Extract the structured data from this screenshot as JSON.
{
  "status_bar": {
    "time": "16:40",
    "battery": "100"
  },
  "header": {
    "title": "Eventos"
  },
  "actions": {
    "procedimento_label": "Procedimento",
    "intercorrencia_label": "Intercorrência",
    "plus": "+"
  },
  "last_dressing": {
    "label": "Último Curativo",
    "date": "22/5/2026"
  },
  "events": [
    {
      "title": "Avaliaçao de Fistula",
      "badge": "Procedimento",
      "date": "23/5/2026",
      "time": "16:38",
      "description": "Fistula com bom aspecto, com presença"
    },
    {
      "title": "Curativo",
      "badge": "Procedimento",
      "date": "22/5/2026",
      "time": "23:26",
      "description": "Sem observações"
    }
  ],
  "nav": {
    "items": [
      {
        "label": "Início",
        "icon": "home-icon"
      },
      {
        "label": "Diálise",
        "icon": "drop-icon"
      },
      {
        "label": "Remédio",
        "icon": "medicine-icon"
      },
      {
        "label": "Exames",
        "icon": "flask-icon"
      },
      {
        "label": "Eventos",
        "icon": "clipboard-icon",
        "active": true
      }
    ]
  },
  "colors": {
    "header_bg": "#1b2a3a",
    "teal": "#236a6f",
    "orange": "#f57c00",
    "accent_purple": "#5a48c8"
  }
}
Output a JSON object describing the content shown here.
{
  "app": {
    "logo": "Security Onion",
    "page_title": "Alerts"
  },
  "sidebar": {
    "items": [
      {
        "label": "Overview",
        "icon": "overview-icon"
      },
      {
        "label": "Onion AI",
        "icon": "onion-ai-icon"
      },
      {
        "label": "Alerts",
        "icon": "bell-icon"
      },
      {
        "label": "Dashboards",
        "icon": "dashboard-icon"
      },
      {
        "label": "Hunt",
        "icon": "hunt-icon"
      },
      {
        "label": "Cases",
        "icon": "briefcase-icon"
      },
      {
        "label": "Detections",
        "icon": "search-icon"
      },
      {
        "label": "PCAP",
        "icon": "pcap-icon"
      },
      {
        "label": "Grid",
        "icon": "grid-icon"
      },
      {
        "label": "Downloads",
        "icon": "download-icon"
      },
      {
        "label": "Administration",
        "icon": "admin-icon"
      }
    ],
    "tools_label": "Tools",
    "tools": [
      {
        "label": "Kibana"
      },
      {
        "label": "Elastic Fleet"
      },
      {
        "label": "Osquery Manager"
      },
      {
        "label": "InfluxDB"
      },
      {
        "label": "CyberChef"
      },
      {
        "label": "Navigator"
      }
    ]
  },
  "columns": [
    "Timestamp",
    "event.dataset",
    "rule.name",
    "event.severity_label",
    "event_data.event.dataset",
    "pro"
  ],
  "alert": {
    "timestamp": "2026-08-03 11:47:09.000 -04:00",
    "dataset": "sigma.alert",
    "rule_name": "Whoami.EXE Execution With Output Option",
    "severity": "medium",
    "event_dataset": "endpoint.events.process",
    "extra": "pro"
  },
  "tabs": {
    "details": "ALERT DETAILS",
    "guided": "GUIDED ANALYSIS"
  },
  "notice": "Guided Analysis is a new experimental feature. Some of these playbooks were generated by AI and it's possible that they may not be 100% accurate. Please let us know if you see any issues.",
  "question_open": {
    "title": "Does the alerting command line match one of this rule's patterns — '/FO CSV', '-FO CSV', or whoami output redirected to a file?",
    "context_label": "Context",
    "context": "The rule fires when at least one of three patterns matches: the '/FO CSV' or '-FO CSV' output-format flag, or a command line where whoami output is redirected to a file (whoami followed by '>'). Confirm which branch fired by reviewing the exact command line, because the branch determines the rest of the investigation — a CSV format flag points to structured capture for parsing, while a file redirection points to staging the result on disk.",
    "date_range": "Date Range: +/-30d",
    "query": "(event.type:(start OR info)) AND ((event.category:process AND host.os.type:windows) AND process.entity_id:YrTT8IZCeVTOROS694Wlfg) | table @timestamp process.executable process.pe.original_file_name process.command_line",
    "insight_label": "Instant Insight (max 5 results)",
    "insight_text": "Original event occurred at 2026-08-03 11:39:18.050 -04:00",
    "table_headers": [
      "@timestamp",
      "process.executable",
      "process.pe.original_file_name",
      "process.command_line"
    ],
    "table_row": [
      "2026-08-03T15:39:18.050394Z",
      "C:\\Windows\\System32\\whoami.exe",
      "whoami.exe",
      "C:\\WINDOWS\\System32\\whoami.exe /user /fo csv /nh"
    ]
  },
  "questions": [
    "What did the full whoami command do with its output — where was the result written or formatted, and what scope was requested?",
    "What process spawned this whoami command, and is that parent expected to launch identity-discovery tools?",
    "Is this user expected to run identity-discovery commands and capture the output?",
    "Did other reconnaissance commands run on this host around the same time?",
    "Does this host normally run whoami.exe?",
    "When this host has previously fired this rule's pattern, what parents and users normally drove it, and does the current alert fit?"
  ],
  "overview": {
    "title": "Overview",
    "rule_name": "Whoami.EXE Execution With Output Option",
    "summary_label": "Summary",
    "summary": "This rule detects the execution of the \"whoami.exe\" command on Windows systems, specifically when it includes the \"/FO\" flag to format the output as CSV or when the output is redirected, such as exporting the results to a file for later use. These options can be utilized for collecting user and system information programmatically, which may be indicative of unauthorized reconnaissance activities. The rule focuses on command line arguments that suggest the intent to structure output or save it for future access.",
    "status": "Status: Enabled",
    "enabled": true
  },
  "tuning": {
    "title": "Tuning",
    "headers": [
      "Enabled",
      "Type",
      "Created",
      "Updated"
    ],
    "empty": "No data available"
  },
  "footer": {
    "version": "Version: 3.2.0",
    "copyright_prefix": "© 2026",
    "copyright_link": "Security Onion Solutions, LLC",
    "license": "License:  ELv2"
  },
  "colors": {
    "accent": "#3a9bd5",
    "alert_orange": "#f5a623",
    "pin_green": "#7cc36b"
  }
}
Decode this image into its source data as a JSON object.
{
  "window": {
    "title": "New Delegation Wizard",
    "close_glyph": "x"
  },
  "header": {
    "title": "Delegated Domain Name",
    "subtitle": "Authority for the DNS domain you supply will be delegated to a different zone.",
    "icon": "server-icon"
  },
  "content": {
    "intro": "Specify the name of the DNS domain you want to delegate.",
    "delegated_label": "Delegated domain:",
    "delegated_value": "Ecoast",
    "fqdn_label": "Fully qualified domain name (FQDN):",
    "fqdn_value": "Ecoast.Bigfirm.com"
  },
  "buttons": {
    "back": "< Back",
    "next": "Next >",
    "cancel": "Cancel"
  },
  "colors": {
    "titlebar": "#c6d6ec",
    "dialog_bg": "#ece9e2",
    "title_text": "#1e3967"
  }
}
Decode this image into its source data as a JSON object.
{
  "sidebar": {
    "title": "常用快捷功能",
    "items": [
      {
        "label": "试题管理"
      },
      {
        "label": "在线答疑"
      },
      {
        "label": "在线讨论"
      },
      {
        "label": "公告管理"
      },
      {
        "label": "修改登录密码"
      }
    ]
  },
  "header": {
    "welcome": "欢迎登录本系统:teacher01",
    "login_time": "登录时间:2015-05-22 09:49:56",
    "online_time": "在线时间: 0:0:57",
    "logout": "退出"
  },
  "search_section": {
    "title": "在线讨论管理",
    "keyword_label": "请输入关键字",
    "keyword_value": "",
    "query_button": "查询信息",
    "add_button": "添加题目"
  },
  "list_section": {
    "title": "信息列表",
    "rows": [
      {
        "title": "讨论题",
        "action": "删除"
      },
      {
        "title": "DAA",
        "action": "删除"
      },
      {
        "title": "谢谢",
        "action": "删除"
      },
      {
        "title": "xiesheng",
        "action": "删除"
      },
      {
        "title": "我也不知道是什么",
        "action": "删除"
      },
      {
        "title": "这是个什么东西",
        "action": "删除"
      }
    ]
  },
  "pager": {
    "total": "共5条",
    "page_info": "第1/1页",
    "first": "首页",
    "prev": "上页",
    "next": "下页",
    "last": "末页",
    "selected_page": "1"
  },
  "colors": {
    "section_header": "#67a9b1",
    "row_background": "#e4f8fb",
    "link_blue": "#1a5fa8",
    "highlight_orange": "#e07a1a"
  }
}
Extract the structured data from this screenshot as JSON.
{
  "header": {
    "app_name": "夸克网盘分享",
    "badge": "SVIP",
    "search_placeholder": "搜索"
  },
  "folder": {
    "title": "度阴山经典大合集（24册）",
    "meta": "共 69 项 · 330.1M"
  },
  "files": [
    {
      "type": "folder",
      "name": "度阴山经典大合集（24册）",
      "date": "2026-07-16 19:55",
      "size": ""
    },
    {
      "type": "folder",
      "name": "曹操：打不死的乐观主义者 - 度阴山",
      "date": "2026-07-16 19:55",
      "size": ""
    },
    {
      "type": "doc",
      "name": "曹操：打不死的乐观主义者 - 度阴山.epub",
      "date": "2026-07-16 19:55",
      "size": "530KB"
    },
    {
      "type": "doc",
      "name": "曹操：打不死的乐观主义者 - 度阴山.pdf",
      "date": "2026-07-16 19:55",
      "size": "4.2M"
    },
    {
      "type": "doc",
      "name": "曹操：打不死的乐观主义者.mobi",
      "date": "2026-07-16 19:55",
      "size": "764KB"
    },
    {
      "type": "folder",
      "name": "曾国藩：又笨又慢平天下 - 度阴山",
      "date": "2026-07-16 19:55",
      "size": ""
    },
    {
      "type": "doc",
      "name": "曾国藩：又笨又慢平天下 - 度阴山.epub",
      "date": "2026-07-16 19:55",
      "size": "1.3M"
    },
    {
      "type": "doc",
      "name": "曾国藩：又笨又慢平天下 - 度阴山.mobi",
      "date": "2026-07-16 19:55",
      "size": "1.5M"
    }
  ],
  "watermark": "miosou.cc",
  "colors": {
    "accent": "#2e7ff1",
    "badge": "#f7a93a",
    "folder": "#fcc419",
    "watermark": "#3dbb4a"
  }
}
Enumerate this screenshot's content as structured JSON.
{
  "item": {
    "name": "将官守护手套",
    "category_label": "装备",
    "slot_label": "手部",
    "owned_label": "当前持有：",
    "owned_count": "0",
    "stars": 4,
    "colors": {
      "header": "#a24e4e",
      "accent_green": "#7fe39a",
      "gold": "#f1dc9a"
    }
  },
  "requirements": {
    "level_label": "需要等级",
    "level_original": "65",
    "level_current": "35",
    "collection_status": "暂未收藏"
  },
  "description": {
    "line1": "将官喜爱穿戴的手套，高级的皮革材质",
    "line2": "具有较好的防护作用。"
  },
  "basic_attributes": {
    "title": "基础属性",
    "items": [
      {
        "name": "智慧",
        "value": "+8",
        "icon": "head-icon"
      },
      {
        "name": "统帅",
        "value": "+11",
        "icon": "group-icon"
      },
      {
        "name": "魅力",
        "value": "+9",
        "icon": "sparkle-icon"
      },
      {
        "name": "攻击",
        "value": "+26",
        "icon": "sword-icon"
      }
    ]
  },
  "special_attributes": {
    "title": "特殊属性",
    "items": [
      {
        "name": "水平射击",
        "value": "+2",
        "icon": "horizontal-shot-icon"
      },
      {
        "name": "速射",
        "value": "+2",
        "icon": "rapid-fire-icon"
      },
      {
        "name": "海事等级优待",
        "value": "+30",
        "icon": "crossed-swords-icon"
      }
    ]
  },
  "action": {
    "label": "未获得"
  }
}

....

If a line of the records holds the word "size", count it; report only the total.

> _REPLY_: 8